The Worldwide Fund for Nature (WWF, formerly the World Wildlife Fund) has just published a report on 10 years of new discoveries of plants and animals in the Amazon system.
The launch of the report has been timed to coincide with Conference of Parties of the Convention for Biological Diversity, in Japan.
Entitled "Amazon Alive! A decade of discovery 1999-2009", the report summarises the new species of plants, mammals, birds, invertebrates, amphibians, reptiles – and, of course, fishes – scientifically described from the Amazon system during the past decade. Although we may perhaps be interested largely in the fishes, it is important to remember that all the flora and fauna combine to form a single immense ecosystem.
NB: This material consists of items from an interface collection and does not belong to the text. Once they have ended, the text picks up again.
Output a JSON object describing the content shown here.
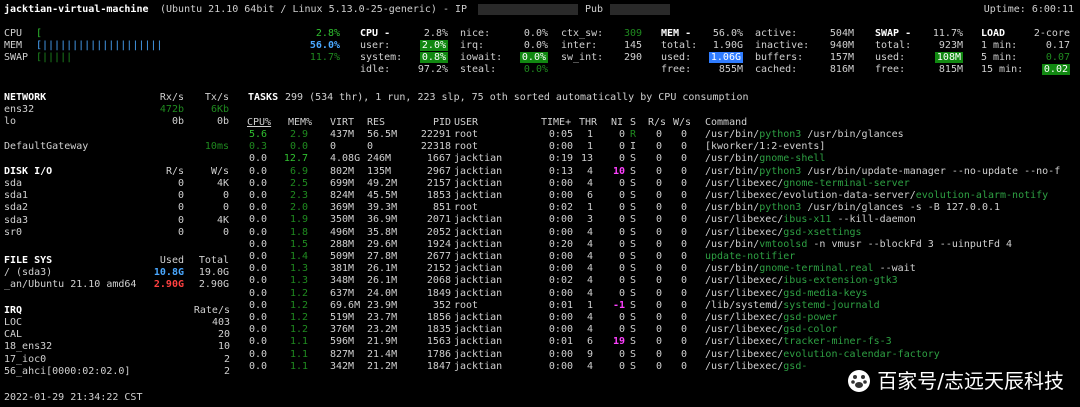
{
  "header": {
    "host": "jacktian-virtual-machine",
    "os": "(Ubuntu 21.10 64bit / Linux 5.13.0-25-generic) - IP",
    "pub": "Pub",
    "uptime": "Uptime: 6:00:11"
  },
  "quicklook": {
    "cpu_label": "CPU",
    "cpu_val": "2.8%",
    "mem_label": "MEM",
    "mem_bar": "[||||||||||||||||||||",
    "mem_val": "56.0%",
    "swap_label": "SWAP",
    "swap_bar": "[|||||",
    "swap_val": "11.7%",
    "cpu_bar": "["
  },
  "cpu": {
    "title": "CPU -",
    "total": "2.8%",
    "user_label": "user:",
    "user": "2.0%",
    "system_label": "system:",
    "system": "0.8%",
    "idle_label": "idle:",
    "idle": "97.2%",
    "nice_label": "nice:",
    "nice": "0.0%",
    "irq_label": "irq:",
    "irq": "0.0%",
    "iowait_label": "iowait:",
    "iowait": "0.0%",
    "steal_label": "steal:",
    "steal": "0.0%",
    "ctx_label": "ctx_sw:",
    "ctx": "309",
    "inter_label": "inter:",
    "inter": "145",
    "swint_label": "sw_int:",
    "swint": "290"
  },
  "mem": {
    "title": "MEM -",
    "pct": "56.0%",
    "total_label": "total:",
    "total": "1.90G",
    "used_label": "used:",
    "used": "1.06G",
    "free_label": "free:",
    "free": "855M",
    "active_label": "active:",
    "active": "504M",
    "inactive_label": "inactive:",
    "inactive": "940M",
    "buffers_label": "buffers:",
    "buffers": "157M",
    "cached_label": "cached:",
    "cached": "816M"
  },
  "swap": {
    "title": "SWAP -",
    "pct": "11.7%",
    "total_label": "total:",
    "total": "923M",
    "used_label": "used:",
    "used": "108M",
    "free_label": "free:",
    "free": "815M"
  },
  "load": {
    "title": "LOAD",
    "cores": "2-core",
    "m1_label": "1 min:",
    "m1": "0.17",
    "m5_label": "5 min:",
    "m5": "0.07",
    "m15_label": "15 min:",
    "m15": "0.02"
  },
  "network": {
    "title": "NETWORK",
    "rx": "Rx/s",
    "tx": "Tx/s",
    "rows": [
      {
        "name": "ens32",
        "rx": "472b",
        "tx": "6Kb"
      },
      {
        "name": "lo",
        "rx": "0b",
        "tx": "0b"
      },
      {
        "name": "",
        "rx": "",
        "tx": ""
      },
      {
        "name": "DefaultGateway",
        "rx": "",
        "tx": "10ms"
      }
    ]
  },
  "disk": {
    "title": "DISK I/O",
    "r": "R/s",
    "w": "W/s",
    "rows": [
      {
        "name": "sda",
        "r": "0",
        "w": "4K"
      },
      {
        "name": "sda1",
        "r": "0",
        "w": "0"
      },
      {
        "name": "sda2",
        "r": "0",
        "w": "0"
      },
      {
        "name": "sda3",
        "r": "0",
        "w": "4K"
      },
      {
        "name": "sr0",
        "r": "0",
        "w": "0"
      }
    ]
  },
  "fs": {
    "title": "FILE SYS",
    "used": "Used",
    "total": "Total",
    "rows": [
      {
        "name": "/ (sda3)",
        "used": "10.8G",
        "total": "19.0G"
      },
      {
        "name": "_an/Ubuntu 21.10 amd64",
        "used": "2.90G",
        "total": "2.90G"
      }
    ]
  },
  "irq": {
    "title": "IRQ",
    "rate": "Rate/s",
    "rows": [
      {
        "name": "LOC",
        "rate": "403"
      },
      {
        "name": "CAL",
        "rate": "20"
      },
      {
        "name": "18_ens32",
        "rate": "10"
      },
      {
        "name": "17_ioc0",
        "rate": "2"
      },
      {
        "name": "56_ahci[0000:02:02.0]",
        "rate": "2"
      }
    ]
  },
  "tasks": {
    "label": "TASKS",
    "summary": "299 (534 thr), 1 run, 223 slp, 75 oth sorted automatically by CPU consumption"
  },
  "proc_headers": [
    "CPU%",
    "MEM%",
    "VIRT",
    "RES",
    "PID",
    "USER",
    "TIME+",
    "THR",
    "NI",
    "S",
    "R/s",
    "W/s",
    "Command"
  ],
  "processes": [
    {
      "cpu": "5.6",
      "mem": "2.9",
      "virt": "437M",
      "res": "56.5M",
      "pid": "22291",
      "user": "root",
      "time": "0:05",
      "thr": "1",
      "ni": "0",
      "s": "R",
      "rs": "0",
      "ws": "0",
      "cmd_pre": "/usr/bin/",
      "cmd_hl": "python3",
      "cmd_post": " /usr/bin/glances"
    },
    {
      "cpu": "0.3",
      "mem": "0.0",
      "virt": "0",
      "res": "0",
      "pid": "22318",
      "user": "root",
      "time": "0:00",
      "thr": "1",
      "ni": "0",
      "s": "I",
      "rs": "0",
      "ws": "0",
      "cmd_pre": "[kworker/1:2-events]",
      "cmd_hl": "",
      "cmd_post": ""
    },
    {
      "cpu": "0.0",
      "mem": "12.7",
      "virt": "4.08G",
      "res": "246M",
      "pid": "1667",
      "user": "jacktian",
      "time": "0:19",
      "thr": "13",
      "ni": "0",
      "s": "S",
      "rs": "0",
      "ws": "0",
      "cmd_pre": "/usr/bin/",
      "cmd_hl": "gnome-shell",
      "cmd_post": ""
    },
    {
      "cpu": "0.0",
      "mem": "6.9",
      "virt": "802M",
      "res": "135M",
      "pid": "2967",
      "user": "jacktian",
      "time": "0:13",
      "thr": "4",
      "ni": "10",
      "s": "S",
      "rs": "0",
      "ws": "0",
      "cmd_pre": "/usr/bin/",
      "cmd_hl": "python3",
      "cmd_post": " /usr/bin/update-manager --no-update --no-f"
    },
    {
      "cpu": "0.0",
      "mem": "2.5",
      "virt": "699M",
      "res": "49.2M",
      "pid": "2157",
      "user": "jacktian",
      "time": "0:00",
      "thr": "4",
      "ni": "0",
      "s": "S",
      "rs": "0",
      "ws": "0",
      "cmd_pre": "/usr/libexec/",
      "cmd_hl": "gnome-terminal-server",
      "cmd_post": ""
    },
    {
      "cpu": "0.0",
      "mem": "2.3",
      "virt": "824M",
      "res": "45.5M",
      "pid": "1853",
      "user": "jacktian",
      "time": "0:00",
      "thr": "6",
      "ni": "0",
      "s": "S",
      "rs": "0",
      "ws": "0",
      "cmd_pre": "/usr/libexec/evolution-data-server/",
      "cmd_hl": "evolution-alarm-notify",
      "cmd_post": ""
    },
    {
      "cpu": "0.0",
      "mem": "2.0",
      "virt": "369M",
      "res": "39.3M",
      "pid": "851",
      "user": "root",
      "time": "0:02",
      "thr": "1",
      "ni": "0",
      "s": "S",
      "rs": "0",
      "ws": "0",
      "cmd_pre": "/usr/bin/",
      "cmd_hl": "python3",
      "cmd_post": " /usr/bin/glances -s -B 127.0.0.1"
    },
    {
      "cpu": "0.0",
      "mem": "1.9",
      "virt": "350M",
      "res": "36.9M",
      "pid": "2071",
      "user": "jacktian",
      "time": "0:00",
      "thr": "3",
      "ni": "0",
      "s": "S",
      "rs": "0",
      "ws": "0",
      "cmd_pre": "/usr/libexec/",
      "cmd_hl": "ibus-x11",
      "cmd_post": " --kill-daemon"
    },
    {
      "cpu": "0.0",
      "mem": "1.8",
      "virt": "496M",
      "res": "35.8M",
      "pid": "2052",
      "user": "jacktian",
      "time": "0:00",
      "thr": "4",
      "ni": "0",
      "s": "S",
      "rs": "0",
      "ws": "0",
      "cmd_pre": "/usr/libexec/",
      "cmd_hl": "gsd-xsettings",
      "cmd_post": ""
    },
    {
      "cpu": "0.0",
      "mem": "1.5",
      "virt": "288M",
      "res": "29.6M",
      "pid": "1924",
      "user": "jacktian",
      "time": "0:20",
      "thr": "4",
      "ni": "0",
      "s": "S",
      "rs": "0",
      "ws": "0",
      "cmd_pre": "/usr/bin/",
      "cmd_hl": "vmtoolsd",
      "cmd_post": " -n vmusr --blockFd 3 --uinputFd 4"
    },
    {
      "cpu": "0.0",
      "mem": "1.4",
      "virt": "509M",
      "res": "27.8M",
      "pid": "2677",
      "user": "jacktian",
      "time": "0:00",
      "thr": "4",
      "ni": "0",
      "s": "S",
      "rs": "0",
      "ws": "0",
      "cmd_pre": "",
      "cmd_hl": "update-notifier",
      "cmd_post": ""
    },
    {
      "cpu": "0.0",
      "mem": "1.3",
      "virt": "381M",
      "res": "26.1M",
      "pid": "2152",
      "user": "jacktian",
      "time": "0:00",
      "thr": "4",
      "ni": "0",
      "s": "S",
      "rs": "0",
      "ws": "0",
      "cmd_pre": "/usr/bin/",
      "cmd_hl": "gnome-terminal.real",
      "cmd_post": " --wait"
    },
    {
      "cpu": "0.0",
      "mem": "1.3",
      "virt": "348M",
      "res": "26.1M",
      "pid": "2068",
      "user": "jacktian",
      "time": "0:02",
      "thr": "4",
      "ni": "0",
      "s": "S",
      "rs": "0",
      "ws": "0",
      "cmd_pre": "/usr/libexec/",
      "cmd_hl": "ibus-extension-gtk3",
      "cmd_post": ""
    },
    {
      "cpu": "0.0",
      "mem": "1.2",
      "virt": "637M",
      "res": "24.0M",
      "pid": "1849",
      "user": "jacktian",
      "time": "0:00",
      "thr": "4",
      "ni": "0",
      "s": "S",
      "rs": "0",
      "ws": "0",
      "cmd_pre": "/usr/libexec/",
      "cmd_hl": "gsd-media-keys",
      "cmd_post": ""
    },
    {
      "cpu": "0.0",
      "mem": "1.2",
      "virt": "69.6M",
      "res": "23.9M",
      "pid": "352",
      "user": "root",
      "time": "0:01",
      "thr": "1",
      "ni": "-1",
      "s": "S",
      "rs": "0",
      "ws": "0",
      "cmd_pre": "/lib/systemd/",
      "cmd_hl": "systemd-journald",
      "cmd_post": ""
    },
    {
      "cpu": "0.0",
      "mem": "1.2",
      "virt": "519M",
      "res": "23.7M",
      "pid": "1856",
      "user": "jacktian",
      "time": "0:00",
      "thr": "4",
      "ni": "0",
      "s": "S",
      "rs": "0",
      "ws": "0",
      "cmd_pre": "/usr/libexec/",
      "cmd_hl": "gsd-power",
      "cmd_post": ""
    },
    {
      "cpu": "0.0",
      "mem": "1.2",
      "virt": "376M",
      "res": "23.2M",
      "pid": "1835",
      "user": "jacktian",
      "time": "0:00",
      "thr": "4",
      "ni": "0",
      "s": "S",
      "rs": "0",
      "ws": "0",
      "cmd_pre": "/usr/libexec/",
      "cmd_hl": "gsd-color",
      "cmd_post": ""
    },
    {
      "cpu": "0.0",
      "mem": "1.1",
      "virt": "596M",
      "res": "21.9M",
      "pid": "1563",
      "user": "jacktian",
      "time": "0:01",
      "thr": "6",
      "ni": "19",
      "s": "S",
      "rs": "0",
      "ws": "0",
      "cmd_pre": "/usr/libexec/",
      "cmd_hl": "tracker-miner-fs-3",
      "cmd_post": ""
    },
    {
      "cpu": "0.0",
      "mem": "1.1",
      "virt": "827M",
      "res": "21.4M",
      "pid": "1786",
      "user": "jacktian",
      "time": "0:00",
      "thr": "9",
      "ni": "0",
      "s": "S",
      "rs": "0",
      "ws": "0",
      "cmd_pre": "/usr/libexec/",
      "cmd_hl": "evolution-calendar-factory",
      "cmd_post": ""
    },
    {
      "cpu": "0.0",
      "mem": "1.1",
      "virt": "342M",
      "res": "21.2M",
      "pid": "1847",
      "user": "jacktian",
      "time": "0:00",
      "thr": "4",
      "ni": "0",
      "s": "S",
      "rs": "0",
      "ws": "0",
      "cmd_pre": "/usr/libexec/",
      "cmd_hl": "gsd-",
      "cmd_post": ""
    }
  ],
  "footer": {
    "datetime": "2022-01-29 21:34:22 CST"
  },
  "watermark": {
    "text": "百家号/志远天辰科技"
  }
}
And that is the real import of this work – the Amazon system is a vast natural resource of great ecological value to our planet. Hence the report begins with an introductory section covering geography, biodiversity, history, and so forth, to set the scene.
This is followed by sections on the various categories of flora and fauna (mammals, birds, etc) and their new species; these sections are not just lists of names, but include interesting biological and ecological information on some of the new species.
The main text concludes with a look at the threats posed to the Amazon by human activities and climate change, and what can be done to ensure its future conservation.
In addition there is an extensive bibliography and an index of all the new species.
The whole is illustrated with stunning photographs of flora, fauna, and scenery.
The total number of new fish species described during the study period was 257, but as catfish and Apistogramma enthusiasts will be well aware, far more have been discovered and collected for the hobby without yet being named and catalogued by science. This is inevitable as a lot of work is required to describe species to modern ichthyological standards.
But the recognition of the existence of fishes is a refreshing change from the majority of Amazon TV documentaries and books that rarely venture below the water’s surface, and where fishes are seen only when being caught and eaten by humans and other wildlife!